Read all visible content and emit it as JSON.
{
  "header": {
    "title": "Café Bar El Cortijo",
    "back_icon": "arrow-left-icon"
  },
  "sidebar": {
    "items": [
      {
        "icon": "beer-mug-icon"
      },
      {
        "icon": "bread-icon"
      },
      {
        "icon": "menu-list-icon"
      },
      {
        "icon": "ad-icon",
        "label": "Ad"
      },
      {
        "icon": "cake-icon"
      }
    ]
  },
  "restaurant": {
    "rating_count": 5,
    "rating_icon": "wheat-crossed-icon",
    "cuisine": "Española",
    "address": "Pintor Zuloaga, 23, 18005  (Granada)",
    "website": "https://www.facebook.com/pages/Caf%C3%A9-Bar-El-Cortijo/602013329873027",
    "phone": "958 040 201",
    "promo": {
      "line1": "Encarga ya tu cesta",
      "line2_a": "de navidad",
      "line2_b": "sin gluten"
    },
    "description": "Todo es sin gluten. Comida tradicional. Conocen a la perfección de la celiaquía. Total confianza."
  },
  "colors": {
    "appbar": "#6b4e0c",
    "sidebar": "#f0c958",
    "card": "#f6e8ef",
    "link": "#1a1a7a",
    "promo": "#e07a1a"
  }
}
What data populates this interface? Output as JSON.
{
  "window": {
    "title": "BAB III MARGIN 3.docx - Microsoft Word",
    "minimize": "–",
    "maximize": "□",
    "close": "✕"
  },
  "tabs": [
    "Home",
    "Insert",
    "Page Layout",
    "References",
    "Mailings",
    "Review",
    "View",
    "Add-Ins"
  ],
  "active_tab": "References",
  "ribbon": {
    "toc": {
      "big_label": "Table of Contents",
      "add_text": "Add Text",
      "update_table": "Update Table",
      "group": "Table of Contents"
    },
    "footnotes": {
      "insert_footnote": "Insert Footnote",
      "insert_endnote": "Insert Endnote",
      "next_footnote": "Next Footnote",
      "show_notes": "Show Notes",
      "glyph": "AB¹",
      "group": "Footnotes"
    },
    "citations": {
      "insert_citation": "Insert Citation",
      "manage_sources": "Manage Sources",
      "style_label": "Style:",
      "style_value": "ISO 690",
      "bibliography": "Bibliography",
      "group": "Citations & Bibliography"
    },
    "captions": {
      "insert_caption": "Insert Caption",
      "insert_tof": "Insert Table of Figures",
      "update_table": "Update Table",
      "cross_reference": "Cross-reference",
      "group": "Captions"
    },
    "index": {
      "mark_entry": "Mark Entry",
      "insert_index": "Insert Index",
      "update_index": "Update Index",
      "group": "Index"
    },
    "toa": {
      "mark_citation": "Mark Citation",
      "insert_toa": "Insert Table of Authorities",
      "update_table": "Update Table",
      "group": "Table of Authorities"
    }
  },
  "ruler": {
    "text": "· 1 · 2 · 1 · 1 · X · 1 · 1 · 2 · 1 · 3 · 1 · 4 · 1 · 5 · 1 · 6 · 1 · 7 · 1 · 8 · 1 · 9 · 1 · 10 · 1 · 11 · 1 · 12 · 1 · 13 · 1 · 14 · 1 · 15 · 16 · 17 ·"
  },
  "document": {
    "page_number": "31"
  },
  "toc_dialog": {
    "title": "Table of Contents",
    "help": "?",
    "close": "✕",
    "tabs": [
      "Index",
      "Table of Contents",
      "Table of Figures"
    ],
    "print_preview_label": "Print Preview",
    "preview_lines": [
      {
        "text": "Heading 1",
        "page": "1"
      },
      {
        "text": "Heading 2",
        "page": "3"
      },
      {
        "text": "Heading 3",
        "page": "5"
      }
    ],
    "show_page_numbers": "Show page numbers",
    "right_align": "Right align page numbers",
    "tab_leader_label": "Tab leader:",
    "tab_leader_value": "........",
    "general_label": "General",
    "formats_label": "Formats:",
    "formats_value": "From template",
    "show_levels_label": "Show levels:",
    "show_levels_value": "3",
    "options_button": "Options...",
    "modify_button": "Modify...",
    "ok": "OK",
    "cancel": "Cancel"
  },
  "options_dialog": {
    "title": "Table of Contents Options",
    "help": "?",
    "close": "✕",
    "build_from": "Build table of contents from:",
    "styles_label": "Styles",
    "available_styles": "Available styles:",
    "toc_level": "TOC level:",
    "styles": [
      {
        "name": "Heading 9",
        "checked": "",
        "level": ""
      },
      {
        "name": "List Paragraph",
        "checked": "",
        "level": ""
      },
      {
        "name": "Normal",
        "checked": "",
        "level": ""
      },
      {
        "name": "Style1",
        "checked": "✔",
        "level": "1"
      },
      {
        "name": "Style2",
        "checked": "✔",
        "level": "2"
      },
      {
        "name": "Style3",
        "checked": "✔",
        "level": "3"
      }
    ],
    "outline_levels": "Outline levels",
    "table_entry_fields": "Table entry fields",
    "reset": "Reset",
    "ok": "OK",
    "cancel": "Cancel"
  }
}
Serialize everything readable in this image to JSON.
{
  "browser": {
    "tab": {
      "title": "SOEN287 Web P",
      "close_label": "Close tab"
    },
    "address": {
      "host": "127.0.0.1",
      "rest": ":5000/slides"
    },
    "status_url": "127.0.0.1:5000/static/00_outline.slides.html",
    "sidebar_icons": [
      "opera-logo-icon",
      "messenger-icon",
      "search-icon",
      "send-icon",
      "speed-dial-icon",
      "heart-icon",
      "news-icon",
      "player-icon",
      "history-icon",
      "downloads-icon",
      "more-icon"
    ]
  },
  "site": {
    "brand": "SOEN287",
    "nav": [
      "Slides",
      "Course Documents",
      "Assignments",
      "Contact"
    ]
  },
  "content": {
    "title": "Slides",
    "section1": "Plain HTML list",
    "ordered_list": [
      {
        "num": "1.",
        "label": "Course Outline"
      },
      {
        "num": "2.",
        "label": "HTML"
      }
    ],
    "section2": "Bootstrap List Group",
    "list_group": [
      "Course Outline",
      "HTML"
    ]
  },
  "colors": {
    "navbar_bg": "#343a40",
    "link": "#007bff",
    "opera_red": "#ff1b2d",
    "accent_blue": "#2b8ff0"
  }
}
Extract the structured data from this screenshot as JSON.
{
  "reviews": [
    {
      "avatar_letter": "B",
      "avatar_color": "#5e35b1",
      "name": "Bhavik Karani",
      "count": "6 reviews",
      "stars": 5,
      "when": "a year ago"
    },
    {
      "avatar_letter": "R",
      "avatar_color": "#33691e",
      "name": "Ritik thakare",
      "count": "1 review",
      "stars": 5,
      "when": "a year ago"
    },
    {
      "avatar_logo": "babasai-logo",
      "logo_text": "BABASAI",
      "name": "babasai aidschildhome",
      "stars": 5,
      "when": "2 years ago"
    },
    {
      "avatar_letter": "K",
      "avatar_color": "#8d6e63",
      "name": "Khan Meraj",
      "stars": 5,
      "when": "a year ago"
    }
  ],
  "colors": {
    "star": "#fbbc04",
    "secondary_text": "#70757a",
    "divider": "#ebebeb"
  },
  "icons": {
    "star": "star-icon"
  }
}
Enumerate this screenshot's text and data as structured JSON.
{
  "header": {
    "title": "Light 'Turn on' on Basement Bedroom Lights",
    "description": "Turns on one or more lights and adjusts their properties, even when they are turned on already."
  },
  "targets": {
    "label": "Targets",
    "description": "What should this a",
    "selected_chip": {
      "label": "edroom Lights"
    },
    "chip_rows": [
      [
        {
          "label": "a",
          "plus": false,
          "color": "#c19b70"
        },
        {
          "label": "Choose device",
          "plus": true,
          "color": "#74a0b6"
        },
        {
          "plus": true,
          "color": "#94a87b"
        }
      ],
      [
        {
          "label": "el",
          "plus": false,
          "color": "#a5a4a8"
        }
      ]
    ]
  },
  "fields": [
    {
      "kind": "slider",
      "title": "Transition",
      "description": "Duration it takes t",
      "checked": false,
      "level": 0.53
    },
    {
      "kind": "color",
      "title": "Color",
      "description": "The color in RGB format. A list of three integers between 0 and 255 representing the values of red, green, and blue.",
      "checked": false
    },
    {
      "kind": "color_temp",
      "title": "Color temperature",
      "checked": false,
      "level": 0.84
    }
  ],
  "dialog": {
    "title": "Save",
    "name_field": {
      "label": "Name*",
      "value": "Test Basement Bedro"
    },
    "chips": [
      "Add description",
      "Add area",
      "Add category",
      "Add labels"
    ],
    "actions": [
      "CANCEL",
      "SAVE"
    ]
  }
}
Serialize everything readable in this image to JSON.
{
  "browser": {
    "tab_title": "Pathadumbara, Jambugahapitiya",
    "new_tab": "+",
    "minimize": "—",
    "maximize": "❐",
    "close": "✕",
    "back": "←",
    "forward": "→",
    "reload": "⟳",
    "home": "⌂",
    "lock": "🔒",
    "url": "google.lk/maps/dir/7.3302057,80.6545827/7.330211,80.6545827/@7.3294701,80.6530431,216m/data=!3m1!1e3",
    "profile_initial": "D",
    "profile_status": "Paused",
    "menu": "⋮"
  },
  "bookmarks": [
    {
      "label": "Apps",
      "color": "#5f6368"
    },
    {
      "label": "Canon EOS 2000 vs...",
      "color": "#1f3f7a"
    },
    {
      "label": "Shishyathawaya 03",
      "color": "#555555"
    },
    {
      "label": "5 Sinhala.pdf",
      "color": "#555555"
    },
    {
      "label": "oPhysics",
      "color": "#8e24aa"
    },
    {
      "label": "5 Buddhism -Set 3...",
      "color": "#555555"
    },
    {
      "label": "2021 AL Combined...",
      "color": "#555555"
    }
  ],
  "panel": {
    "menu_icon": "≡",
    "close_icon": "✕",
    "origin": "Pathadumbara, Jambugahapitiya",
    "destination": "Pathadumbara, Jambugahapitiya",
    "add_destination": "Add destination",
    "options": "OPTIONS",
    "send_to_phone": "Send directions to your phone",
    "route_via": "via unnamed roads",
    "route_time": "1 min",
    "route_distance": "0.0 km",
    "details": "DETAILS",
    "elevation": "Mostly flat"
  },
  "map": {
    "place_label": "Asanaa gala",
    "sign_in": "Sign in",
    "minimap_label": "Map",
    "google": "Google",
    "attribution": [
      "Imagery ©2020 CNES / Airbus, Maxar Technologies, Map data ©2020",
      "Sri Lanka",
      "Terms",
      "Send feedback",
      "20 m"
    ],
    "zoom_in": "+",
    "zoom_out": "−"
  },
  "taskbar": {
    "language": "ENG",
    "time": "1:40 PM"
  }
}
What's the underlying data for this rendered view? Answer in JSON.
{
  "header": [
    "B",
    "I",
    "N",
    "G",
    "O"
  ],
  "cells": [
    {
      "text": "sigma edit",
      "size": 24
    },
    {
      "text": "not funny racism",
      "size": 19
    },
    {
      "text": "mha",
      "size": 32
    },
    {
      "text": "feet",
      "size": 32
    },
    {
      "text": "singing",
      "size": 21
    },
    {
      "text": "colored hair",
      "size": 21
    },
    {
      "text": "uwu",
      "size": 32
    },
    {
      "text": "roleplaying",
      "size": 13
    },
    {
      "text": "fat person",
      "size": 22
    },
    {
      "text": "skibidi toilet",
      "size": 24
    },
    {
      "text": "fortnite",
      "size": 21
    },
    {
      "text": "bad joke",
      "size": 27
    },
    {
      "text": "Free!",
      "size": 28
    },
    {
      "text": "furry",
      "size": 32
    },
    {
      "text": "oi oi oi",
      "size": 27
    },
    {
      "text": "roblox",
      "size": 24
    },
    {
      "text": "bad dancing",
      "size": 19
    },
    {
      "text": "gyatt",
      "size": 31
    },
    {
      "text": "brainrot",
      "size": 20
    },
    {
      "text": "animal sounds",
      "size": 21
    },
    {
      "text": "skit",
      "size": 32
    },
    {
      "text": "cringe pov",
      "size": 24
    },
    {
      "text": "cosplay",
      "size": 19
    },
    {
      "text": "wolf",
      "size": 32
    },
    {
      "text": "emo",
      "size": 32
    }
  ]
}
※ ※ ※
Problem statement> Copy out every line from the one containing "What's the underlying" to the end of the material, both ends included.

Solution to this task>
What's the underlying data for this rendered view? Answer in JSON.
{
  "header": [
    "B",
    "I",
    "N",
    "G",
    "O"
  ],
  "cells": [
    {
      "text": "sigma edit",
      "size": 24
    },
    {
      "text": "not funny racism",
      "size": 19
    },
    {
      "text": "mha",
      "size": 32
    },
    {
      "text": "feet",
      "size": 32
    },
    {
      "text": "singing",
      "size": 21
    },
    {
      "text": "colored hair",
      "size": 21
    },
    {
      "text": "uwu",
      "size": 32
    },
    {
      "text": "roleplaying",
      "size": 13
    },
    {
      "text": "fat person",
      "size": 22
    },
    {
      "text": "skibidi toilet",
      "size": 24
    },
    {
      "text": "fortnite",
      "size": 21
    },
    {
      "text": "bad joke",
      "size": 27
    },
    {
      "text": "Free!",
      "size": 28
    },
    {
      "text": "furry",
      "size": 32
    },
    {
      "text": "oi oi oi",
      "size": 27
    },
    {
      "text": "roblox",
      "size": 24
    },
    {
      "text": "bad dancing",
      "size": 19
    },
    {
      "text": "gyatt",
      "size": 31
    },
    {
      "text": "brainrot",
      "size": 20
    },
    {
      "text": "animal sounds",
      "size": 21
    },
    {
      "text": "skit",
      "size": 32
    },
    {
      "text": "cringe pov",
      "size": 24
    },
    {
      "text": "cosplay",
      "size": 19
    },
    {
      "text": "wolf",
      "size": 32
    },
    {
      "text": "emo",
      "size": 32
    }
  ]
}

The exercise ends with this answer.